        Macron is not a “centrist”. He’s a neo-liberal. He relaxed workers’ rights (to make the market more “flexible”) and gave the rich tax breaks. Meanwhile, the lower and middle class have to carry the burden.

    • dumboldguy Says:

      Welcome back, Andrew—-it’s been a while since we’ve heard from you. Good thoughts from you (and Kulinski in the clip).

      Finishing the latest book from Chris Hedges—-America: The Farewell Tour—-a very insightful and hugely disturbing view of how the USA has gotten to the present sad state. Perhaps the most impactful book I have read in years.

      Hedges addresses the same things Kulinski does, going back into history to show how the clashes between the communists and nazis in Germany led to Hitler and how Trumpism is a disturbing replay. Hedges talks about demonstrations in the USA and how the Alt-right vs Anti-fa and the Anti-fa vs the establishment demonstrations may not turn out well.

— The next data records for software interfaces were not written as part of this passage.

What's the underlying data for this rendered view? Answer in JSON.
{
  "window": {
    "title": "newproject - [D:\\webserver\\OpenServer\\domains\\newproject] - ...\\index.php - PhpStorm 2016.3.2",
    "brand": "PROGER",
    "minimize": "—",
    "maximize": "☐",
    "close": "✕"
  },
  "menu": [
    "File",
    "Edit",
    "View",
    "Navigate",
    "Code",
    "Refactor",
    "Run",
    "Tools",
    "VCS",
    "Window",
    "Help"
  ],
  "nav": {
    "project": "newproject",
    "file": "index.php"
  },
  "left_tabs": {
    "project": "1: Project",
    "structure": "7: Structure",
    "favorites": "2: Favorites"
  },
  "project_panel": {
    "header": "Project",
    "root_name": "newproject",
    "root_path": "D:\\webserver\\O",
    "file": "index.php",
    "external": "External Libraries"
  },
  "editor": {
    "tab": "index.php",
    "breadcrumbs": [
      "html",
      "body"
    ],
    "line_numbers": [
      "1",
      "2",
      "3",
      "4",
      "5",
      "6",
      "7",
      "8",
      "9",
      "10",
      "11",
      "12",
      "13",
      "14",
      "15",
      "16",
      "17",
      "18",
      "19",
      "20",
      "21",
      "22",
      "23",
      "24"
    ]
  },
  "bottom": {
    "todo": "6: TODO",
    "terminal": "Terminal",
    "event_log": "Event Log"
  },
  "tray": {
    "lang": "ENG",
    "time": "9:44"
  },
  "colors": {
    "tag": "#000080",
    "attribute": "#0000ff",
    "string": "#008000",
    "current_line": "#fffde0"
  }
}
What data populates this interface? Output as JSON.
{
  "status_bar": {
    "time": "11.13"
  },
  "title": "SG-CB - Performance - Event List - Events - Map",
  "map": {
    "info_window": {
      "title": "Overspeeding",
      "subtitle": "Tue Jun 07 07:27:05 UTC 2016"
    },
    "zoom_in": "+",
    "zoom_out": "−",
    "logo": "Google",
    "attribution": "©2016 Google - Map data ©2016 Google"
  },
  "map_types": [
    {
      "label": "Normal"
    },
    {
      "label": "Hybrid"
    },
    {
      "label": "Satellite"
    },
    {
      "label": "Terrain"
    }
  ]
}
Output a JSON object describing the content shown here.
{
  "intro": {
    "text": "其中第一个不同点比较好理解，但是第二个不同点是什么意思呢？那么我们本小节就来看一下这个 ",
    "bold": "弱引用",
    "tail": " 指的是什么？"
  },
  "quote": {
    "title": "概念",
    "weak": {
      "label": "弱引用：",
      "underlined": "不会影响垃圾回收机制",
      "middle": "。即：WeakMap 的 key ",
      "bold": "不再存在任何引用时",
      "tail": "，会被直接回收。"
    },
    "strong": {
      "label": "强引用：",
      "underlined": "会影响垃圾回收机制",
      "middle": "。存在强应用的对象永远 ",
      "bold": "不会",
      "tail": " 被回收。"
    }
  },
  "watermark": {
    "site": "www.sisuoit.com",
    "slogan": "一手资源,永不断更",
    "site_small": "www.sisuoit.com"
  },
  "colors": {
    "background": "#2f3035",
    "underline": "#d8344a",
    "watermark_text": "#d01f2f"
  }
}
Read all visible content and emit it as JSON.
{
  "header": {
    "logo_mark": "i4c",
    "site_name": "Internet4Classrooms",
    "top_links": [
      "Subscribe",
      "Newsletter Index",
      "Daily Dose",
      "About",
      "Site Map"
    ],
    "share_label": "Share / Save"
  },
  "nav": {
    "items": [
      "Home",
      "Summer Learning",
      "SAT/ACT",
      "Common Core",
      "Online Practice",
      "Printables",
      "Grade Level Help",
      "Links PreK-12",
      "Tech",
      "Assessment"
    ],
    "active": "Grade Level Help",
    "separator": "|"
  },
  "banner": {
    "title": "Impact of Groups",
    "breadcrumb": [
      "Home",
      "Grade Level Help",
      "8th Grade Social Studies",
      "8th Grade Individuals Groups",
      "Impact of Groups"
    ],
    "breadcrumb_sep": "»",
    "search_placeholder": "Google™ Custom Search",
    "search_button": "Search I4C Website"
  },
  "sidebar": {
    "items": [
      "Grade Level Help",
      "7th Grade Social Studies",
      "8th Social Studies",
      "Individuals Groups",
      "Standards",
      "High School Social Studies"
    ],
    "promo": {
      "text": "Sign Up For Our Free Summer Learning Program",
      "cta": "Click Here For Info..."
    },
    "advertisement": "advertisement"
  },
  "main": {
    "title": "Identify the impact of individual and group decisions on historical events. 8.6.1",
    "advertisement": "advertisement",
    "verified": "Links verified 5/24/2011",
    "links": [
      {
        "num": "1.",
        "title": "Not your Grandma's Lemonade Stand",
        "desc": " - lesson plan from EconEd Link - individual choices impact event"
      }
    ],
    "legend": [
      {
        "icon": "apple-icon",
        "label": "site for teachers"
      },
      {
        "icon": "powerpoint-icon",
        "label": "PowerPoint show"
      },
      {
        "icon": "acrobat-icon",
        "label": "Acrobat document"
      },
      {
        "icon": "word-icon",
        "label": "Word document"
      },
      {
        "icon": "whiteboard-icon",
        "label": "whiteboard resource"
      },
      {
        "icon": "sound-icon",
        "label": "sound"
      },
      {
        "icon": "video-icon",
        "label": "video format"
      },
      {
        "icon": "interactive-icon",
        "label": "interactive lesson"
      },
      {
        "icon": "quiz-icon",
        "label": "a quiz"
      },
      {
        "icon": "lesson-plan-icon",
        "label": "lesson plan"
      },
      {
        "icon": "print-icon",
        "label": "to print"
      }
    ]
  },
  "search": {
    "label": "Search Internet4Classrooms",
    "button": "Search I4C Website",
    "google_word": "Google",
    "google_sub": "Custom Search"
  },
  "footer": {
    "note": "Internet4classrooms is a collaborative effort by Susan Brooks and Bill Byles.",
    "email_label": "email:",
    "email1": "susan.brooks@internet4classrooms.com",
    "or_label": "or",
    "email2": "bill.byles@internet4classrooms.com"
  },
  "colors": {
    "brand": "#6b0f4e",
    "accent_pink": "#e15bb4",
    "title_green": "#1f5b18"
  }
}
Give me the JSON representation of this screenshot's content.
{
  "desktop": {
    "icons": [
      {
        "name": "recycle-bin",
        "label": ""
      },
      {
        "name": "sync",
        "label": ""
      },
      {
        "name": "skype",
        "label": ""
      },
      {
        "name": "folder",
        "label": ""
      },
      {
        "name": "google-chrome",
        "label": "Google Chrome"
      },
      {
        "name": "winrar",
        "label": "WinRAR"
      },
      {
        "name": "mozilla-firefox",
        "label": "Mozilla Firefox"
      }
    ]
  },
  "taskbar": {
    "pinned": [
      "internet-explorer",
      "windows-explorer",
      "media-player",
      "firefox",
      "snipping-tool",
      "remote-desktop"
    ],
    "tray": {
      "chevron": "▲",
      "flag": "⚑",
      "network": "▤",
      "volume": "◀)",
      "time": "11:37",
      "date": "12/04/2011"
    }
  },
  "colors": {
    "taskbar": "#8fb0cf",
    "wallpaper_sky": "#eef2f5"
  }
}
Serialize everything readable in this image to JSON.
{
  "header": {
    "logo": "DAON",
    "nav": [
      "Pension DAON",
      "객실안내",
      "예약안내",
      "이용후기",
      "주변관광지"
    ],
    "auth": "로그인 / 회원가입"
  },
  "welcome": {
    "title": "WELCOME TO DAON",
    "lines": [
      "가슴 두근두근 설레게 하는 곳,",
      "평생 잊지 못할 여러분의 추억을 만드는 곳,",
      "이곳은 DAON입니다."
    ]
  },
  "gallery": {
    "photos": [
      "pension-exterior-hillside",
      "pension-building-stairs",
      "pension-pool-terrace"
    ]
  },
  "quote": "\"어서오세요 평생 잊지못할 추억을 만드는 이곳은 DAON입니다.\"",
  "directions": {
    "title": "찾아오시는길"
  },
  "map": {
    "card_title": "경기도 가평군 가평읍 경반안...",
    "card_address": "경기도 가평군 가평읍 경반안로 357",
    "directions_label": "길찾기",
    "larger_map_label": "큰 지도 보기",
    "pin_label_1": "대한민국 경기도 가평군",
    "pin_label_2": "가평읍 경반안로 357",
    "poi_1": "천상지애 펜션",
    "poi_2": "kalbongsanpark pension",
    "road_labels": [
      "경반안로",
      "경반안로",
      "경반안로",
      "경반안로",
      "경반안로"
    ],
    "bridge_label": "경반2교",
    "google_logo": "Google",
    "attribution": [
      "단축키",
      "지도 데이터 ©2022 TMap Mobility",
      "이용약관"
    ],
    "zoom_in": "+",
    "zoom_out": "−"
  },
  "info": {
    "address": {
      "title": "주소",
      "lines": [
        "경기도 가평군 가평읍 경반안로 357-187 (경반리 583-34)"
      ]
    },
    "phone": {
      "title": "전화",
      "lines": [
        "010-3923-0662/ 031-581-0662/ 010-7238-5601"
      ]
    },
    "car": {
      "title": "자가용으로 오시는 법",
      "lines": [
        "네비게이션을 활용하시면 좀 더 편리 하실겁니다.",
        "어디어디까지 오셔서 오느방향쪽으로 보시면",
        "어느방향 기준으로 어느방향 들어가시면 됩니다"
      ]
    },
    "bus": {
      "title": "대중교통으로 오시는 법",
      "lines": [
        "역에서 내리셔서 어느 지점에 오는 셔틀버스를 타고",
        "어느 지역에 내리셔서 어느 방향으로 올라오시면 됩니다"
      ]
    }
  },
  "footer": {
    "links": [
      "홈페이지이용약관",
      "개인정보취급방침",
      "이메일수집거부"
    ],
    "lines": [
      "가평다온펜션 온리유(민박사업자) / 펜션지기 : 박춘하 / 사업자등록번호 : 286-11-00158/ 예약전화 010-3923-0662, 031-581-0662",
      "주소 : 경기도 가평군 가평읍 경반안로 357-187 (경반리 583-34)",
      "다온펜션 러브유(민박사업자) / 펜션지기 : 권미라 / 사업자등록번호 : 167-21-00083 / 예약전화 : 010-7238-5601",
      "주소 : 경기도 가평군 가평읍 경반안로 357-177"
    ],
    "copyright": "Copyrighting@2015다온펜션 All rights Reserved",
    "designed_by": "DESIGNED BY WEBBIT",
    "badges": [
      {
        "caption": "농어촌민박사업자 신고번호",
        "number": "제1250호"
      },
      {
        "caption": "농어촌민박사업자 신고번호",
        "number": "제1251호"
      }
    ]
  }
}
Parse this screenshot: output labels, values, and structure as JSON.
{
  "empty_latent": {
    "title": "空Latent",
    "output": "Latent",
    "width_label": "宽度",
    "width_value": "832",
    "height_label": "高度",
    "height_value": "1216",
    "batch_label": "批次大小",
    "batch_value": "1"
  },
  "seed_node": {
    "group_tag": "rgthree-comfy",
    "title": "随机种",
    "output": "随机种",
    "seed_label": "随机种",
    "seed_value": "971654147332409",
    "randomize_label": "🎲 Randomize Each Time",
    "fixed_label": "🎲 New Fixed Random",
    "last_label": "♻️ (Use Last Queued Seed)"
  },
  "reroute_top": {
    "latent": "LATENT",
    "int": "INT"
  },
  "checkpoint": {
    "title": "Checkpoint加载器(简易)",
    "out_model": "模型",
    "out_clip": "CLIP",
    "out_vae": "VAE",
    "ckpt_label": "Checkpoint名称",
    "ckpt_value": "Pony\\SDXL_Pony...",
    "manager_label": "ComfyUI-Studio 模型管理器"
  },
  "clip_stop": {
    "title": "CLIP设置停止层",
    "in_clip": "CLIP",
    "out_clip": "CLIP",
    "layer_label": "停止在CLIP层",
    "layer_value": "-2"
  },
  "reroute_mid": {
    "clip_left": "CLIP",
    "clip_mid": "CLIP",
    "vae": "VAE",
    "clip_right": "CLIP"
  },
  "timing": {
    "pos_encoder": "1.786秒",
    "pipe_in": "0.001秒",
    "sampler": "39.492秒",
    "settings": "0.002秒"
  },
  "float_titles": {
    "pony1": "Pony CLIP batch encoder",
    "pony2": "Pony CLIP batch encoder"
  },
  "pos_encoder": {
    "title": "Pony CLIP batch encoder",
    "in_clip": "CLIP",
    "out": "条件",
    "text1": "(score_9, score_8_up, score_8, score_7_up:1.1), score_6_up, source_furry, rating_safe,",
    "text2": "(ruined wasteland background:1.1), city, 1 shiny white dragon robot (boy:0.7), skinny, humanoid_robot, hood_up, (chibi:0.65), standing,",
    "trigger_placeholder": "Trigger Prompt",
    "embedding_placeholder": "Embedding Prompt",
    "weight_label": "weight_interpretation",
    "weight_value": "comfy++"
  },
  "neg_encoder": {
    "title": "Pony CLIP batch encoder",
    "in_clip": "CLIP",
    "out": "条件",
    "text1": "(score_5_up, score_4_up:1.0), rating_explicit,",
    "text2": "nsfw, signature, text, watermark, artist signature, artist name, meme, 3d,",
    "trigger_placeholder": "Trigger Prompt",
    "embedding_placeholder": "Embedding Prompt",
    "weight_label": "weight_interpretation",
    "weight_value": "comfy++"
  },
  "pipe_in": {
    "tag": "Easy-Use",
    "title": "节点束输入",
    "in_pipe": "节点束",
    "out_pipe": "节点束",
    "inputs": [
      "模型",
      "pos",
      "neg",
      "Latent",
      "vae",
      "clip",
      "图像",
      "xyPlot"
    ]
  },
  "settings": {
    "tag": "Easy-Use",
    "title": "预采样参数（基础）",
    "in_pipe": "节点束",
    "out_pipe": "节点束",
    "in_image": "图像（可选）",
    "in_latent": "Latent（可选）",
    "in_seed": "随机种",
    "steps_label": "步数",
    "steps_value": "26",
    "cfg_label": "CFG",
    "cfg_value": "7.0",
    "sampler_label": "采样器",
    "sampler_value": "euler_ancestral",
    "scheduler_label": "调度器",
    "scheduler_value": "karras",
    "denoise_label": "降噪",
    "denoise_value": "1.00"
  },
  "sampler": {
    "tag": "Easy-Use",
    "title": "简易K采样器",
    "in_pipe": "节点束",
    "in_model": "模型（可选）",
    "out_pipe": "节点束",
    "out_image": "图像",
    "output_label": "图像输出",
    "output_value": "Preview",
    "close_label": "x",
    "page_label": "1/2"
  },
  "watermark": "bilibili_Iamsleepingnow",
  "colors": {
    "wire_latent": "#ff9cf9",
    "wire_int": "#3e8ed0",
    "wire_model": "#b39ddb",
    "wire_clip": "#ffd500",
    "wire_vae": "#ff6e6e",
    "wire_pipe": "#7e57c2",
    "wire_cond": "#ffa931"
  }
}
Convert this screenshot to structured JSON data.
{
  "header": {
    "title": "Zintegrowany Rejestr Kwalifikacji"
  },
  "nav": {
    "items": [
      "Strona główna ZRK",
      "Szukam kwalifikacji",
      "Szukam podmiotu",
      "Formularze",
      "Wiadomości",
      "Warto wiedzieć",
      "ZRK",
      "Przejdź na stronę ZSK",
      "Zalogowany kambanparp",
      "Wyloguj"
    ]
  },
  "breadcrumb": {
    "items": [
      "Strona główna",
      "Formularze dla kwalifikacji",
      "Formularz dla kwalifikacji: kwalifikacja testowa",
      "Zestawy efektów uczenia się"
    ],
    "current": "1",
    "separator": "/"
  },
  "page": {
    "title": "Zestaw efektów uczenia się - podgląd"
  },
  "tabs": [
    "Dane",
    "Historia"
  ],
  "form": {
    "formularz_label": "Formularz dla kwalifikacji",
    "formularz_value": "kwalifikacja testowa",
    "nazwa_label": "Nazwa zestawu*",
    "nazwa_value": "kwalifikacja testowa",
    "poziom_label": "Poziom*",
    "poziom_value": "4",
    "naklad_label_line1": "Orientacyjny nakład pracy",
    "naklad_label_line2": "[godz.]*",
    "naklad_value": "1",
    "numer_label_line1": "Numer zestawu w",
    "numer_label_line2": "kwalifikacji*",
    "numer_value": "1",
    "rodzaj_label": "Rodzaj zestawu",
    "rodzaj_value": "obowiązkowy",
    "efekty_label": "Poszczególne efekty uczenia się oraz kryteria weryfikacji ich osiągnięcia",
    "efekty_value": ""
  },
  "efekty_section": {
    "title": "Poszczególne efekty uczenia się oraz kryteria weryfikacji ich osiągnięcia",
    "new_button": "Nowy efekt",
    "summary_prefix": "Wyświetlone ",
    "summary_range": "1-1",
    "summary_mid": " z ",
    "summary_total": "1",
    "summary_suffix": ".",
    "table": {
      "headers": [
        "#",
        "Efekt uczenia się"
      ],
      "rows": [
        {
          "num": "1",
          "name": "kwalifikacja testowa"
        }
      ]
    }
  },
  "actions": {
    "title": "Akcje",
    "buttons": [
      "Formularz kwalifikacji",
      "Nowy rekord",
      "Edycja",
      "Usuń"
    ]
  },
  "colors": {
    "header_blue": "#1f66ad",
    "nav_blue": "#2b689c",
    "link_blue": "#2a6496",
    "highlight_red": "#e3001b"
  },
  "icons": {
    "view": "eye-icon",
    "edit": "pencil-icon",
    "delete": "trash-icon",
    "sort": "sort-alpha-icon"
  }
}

The plutocracy will not go quietly, and the majority of Americans are frightened sheep that will not react well to upheaval.

      A good line from the book—-Hedges quotes someone as saying:
      “There are two kinds of fascists in the world—-fascists and anti-fascists”.

      PS Also just viewed Michael Moore’s new movie—-Fahrenheit 9/11. Two hours long and it’s jaw-dropping. He, Hedges, and Kulinski would find much to talk about over a beer.

Leave a Reply

Please log in using one of these methods to post your comment: Logo

You are commenting using your account. Log Out /  Change )

Facebook photo

You are commenting using your Facebook account. Log Out /  Change )

Connecting to %s

%d bloggers like this: